Basketball has become a global game.
It is no longer just America’s game and we need to look no further than this year’s NBA draft in which 28 of the 60 players selected were born outside of the United States. That list included the Kentucky Wildcats' Jamal Murray, who was born in Kitchener, Ontario, which is an hour and change drive west of Toronto.
Many attribute the rapid ascension of the popularity of the professional game in Canada to the success of Vince Carter and his nightly highlight reel antics while playing for the Toronto Raptors. However, one of the more significant reasons for the massive influx of college players from the Toronto area can be attributed to the influence of former Kentucky Wildcat Jamaal Magloire.
Prior to his enrollment at Kentucky in 1996, there had been a handful of players born in Toronto who had made a name for themselves at other big name schools in the 80’s including Rick Fox at North Carolina and Leo Rautins at Syracuse. However, neither of those had the lasting impact of Magloire playing for Kentucky.
During Magloire’s time at Kentucky, coverage of the NCAA tournament became more commonplace on television in the hockey-dominated market as well as the advent of the internet which allowed other young men in the Toronto area to follow the "Big Cat’s" every game -- something that has helped changed the landscape of college basketball for the better.
Rick Pitino’s recruitment of the Eastern Commerce High School star was heavily covered by the local Toronto TV stations and newspapers throughout his senior season and it helped create awareness among many local athletes that not only could you obtain a scholarship to play basketball in the United States (something most Canadian universities still don’t offer student-athletes to this day), but that somebody from Toronto could play with the big boys in the Mecca of college basketball: Kentucky.
Prior to that, you may have heard of players from Toronto playing at smaller schools like Niagara or Canisius which are close to the border in upstate New York, but it was unthinkable for somebody from Toronto to play for Kentucky.

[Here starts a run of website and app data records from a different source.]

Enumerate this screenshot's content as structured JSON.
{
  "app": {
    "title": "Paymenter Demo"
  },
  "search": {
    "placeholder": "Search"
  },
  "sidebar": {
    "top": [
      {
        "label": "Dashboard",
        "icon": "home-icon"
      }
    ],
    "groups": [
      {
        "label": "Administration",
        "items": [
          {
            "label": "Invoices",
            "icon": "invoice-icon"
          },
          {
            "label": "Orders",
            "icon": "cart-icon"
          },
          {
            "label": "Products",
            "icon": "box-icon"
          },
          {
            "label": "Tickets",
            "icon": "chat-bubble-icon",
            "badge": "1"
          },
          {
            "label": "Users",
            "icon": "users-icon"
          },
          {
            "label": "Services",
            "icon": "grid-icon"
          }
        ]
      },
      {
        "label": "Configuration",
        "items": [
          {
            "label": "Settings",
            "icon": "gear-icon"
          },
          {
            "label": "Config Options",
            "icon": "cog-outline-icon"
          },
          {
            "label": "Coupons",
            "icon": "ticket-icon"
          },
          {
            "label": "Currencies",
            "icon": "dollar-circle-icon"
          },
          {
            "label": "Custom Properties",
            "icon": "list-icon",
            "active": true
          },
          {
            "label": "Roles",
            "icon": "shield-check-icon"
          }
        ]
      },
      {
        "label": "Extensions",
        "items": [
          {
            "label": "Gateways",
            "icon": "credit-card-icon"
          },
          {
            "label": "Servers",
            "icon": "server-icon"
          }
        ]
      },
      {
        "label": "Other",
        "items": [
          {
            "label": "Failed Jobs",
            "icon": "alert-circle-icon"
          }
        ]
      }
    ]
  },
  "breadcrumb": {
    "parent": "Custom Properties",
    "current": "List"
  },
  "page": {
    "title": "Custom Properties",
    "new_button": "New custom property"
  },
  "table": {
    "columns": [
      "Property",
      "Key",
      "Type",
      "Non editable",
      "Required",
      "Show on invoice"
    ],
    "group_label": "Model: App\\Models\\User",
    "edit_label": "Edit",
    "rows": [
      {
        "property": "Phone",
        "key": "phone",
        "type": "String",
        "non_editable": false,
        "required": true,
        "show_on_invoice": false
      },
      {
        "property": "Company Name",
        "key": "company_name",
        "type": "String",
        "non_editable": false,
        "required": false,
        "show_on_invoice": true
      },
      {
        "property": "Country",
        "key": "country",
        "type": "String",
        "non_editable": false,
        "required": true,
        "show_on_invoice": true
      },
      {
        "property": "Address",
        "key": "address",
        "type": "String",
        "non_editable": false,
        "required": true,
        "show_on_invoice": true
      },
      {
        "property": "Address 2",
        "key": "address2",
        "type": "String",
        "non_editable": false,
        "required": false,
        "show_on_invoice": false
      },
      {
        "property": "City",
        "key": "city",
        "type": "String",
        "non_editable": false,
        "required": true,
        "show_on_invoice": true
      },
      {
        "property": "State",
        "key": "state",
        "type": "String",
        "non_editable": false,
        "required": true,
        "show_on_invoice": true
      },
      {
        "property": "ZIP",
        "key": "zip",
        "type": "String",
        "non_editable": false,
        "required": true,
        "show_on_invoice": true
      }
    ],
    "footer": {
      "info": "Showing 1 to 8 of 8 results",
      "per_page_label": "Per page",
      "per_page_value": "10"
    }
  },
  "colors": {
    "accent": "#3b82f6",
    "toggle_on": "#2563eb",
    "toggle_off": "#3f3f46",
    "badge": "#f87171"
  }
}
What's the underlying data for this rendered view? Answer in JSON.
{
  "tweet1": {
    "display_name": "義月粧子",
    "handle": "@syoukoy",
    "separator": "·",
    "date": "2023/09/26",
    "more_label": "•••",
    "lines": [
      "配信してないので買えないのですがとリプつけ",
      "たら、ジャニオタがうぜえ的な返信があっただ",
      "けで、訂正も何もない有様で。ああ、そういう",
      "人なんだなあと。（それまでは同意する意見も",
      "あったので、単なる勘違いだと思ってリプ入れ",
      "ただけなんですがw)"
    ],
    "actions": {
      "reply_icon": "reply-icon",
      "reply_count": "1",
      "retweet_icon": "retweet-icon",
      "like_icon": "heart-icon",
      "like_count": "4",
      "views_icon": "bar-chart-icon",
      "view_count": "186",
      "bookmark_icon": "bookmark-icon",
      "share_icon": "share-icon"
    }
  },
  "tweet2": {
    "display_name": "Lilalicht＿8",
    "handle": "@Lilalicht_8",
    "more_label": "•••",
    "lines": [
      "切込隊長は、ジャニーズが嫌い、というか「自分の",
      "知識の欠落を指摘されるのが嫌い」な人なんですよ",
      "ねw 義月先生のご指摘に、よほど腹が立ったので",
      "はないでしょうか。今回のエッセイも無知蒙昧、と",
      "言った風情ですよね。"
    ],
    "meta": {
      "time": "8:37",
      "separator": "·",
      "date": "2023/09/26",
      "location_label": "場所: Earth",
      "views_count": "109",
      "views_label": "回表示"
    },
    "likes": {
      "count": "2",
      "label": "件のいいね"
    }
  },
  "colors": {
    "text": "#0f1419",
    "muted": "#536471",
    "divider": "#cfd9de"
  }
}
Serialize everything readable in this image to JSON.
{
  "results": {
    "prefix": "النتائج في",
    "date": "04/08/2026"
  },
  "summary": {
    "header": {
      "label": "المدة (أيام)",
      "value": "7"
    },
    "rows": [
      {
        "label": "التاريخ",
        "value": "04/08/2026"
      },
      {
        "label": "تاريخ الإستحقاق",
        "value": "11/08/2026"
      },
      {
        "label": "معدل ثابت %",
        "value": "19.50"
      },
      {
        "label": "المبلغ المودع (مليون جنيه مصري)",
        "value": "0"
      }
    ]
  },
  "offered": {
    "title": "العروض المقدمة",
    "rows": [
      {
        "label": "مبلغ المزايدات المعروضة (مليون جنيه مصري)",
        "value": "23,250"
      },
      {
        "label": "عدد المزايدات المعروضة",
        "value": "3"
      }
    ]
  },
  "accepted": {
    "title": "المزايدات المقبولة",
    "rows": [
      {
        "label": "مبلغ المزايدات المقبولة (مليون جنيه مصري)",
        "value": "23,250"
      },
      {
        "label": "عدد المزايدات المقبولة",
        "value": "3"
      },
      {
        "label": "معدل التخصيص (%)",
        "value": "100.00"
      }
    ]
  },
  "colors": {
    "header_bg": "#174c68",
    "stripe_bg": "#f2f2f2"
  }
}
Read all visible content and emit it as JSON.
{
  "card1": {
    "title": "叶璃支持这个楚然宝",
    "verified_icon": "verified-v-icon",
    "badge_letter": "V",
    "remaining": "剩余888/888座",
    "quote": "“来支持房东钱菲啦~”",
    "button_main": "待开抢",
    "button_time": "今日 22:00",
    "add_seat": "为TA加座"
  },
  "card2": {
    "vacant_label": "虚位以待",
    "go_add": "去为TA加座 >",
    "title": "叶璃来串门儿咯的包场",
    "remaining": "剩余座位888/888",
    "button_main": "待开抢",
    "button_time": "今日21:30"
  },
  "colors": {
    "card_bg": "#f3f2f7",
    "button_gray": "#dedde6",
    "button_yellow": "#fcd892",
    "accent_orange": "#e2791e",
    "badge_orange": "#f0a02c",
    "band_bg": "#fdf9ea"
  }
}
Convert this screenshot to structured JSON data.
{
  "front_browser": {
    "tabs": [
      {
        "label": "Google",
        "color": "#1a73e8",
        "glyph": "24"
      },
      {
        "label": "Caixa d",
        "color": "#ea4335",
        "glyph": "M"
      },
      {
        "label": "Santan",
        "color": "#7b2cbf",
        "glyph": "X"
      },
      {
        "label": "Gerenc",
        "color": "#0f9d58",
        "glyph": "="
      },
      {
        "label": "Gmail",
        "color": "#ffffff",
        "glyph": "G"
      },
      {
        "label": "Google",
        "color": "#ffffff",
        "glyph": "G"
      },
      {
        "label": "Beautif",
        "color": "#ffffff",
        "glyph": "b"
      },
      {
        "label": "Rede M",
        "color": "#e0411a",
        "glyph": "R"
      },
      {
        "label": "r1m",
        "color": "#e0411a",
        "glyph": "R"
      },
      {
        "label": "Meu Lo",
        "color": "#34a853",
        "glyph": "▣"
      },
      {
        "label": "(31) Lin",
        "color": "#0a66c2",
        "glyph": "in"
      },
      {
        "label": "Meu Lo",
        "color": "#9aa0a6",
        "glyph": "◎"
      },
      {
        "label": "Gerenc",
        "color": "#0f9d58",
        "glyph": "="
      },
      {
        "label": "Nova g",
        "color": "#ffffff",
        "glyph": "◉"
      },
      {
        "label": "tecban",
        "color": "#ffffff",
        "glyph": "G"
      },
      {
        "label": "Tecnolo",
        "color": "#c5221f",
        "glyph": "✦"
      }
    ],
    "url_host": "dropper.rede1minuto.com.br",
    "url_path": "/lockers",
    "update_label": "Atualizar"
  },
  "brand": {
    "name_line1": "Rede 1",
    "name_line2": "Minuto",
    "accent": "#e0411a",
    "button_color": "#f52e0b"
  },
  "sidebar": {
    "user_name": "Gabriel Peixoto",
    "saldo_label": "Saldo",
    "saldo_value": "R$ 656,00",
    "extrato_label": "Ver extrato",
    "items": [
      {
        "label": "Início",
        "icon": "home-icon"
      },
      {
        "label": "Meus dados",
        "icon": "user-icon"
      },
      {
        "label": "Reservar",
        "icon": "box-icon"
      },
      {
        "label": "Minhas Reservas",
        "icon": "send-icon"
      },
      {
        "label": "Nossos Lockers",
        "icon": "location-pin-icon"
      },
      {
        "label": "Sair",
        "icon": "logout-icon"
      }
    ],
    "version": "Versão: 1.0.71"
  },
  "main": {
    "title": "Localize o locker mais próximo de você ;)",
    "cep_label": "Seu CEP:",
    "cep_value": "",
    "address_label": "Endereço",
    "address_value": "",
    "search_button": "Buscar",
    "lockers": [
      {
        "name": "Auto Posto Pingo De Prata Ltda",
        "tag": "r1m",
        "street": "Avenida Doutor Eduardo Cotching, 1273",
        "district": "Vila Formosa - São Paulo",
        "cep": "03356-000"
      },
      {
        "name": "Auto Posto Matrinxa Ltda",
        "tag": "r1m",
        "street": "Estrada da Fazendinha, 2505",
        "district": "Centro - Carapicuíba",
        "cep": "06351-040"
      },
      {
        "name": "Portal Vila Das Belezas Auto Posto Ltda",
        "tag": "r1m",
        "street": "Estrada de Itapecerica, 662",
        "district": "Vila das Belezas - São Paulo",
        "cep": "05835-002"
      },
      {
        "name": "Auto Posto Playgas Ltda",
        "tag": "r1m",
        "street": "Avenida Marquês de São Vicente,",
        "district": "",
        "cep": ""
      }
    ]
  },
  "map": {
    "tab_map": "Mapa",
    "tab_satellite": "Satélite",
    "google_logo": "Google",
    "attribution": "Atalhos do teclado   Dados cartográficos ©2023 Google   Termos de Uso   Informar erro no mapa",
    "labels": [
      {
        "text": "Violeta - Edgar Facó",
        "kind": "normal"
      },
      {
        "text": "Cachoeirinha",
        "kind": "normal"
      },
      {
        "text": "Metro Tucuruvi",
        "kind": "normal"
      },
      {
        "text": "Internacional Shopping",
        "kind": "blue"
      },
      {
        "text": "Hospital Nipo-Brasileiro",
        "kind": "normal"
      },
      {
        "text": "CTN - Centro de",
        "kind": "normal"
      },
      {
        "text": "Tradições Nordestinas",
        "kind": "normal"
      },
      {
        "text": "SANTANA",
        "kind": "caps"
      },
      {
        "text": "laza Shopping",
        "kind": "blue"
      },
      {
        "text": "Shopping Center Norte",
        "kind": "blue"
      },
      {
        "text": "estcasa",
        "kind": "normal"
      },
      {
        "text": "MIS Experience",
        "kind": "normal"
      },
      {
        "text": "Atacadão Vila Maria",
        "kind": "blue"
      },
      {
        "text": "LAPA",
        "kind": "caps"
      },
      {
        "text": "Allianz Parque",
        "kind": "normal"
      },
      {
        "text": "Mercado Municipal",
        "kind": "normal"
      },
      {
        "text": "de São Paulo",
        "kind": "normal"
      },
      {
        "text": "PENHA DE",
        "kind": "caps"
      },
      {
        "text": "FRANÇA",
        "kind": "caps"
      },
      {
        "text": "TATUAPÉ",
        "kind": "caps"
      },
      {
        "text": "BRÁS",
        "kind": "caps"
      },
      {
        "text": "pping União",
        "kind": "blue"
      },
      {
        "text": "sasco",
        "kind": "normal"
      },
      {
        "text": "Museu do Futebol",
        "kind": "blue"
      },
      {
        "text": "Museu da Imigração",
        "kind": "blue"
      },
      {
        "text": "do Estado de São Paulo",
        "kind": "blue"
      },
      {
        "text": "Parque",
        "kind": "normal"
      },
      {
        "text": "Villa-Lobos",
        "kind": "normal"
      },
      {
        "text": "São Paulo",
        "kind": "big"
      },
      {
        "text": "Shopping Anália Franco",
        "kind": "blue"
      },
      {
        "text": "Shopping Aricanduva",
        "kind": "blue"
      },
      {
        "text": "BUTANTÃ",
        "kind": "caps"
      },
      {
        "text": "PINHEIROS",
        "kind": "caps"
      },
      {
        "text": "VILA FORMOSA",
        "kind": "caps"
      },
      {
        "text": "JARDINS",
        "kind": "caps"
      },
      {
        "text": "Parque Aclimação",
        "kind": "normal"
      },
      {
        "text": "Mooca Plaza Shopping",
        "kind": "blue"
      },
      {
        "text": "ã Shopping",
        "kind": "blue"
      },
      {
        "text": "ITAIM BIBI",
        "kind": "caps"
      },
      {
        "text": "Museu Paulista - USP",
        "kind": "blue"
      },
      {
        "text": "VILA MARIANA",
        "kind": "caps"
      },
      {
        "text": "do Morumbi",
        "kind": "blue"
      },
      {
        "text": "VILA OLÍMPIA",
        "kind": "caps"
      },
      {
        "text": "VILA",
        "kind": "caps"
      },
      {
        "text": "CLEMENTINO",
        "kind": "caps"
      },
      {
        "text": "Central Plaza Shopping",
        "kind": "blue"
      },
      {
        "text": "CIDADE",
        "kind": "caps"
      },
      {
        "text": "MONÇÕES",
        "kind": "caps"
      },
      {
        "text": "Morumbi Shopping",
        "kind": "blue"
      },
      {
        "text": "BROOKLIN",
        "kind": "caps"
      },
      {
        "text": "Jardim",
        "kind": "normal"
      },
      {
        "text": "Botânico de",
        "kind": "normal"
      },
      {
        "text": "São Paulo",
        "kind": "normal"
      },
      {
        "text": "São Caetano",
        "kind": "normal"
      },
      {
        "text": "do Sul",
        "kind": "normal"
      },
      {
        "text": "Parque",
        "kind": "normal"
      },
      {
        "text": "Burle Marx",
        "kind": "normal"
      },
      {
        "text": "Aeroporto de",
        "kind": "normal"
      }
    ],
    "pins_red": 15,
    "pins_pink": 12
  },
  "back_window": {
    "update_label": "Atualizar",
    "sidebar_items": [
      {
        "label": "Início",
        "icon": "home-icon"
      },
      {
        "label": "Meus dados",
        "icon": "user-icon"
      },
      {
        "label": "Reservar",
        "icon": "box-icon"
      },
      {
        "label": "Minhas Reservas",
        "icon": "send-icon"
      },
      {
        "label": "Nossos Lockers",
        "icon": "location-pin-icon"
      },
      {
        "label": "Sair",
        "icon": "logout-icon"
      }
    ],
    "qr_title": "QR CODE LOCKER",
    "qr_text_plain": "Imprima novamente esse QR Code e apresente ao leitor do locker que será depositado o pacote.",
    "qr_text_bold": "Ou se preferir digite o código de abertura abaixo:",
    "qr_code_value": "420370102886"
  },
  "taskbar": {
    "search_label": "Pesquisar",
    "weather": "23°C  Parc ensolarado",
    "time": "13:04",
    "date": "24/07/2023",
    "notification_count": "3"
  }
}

Aside from the direct line that can be drawn from Magloire to Jamal Murray at UK, there are approximately 100 players from the Toronto area currently playing NCAA Division I basketball. Pitino bringing Magloire to Kentucky was letting the cat out of the bag with respect to the talent level of players from the Toronto area. Many other coaches began to follow Pitino’s lead and an influx of NCAA coaches began to appear in gymnasiums all over Toronto.
Since Magloire’s impact at Kentucky, there have been two Toronto players selected first overall in the NBA Draft in Andrew Wiggins (2014) and Anthony Bennett (2013), as well as Murray being selected seventh overall in this year’s Draft. The NBA is also littered with several others from the Toronto area including Tristan Thompson (Cleveland), Tyler Ennis (Bucks), Nik Stauskas (76ers) to name a few.
Following his successful career at UK that saw him win a National Championship in 1998 under Tubby Smith, as well as becoming the program's all-time leader in blocks, the former All-SEC player was drafted in the first round of the 2000 NBA Draft. He was later voted to the 2004 All-Star game and played for seven different teams over his 12 year NBA career.
Magloire now works as an assistant coach and community ambassador for his hometown Toronto Raptors and continues to be a major influence on the game of basketball north of the border.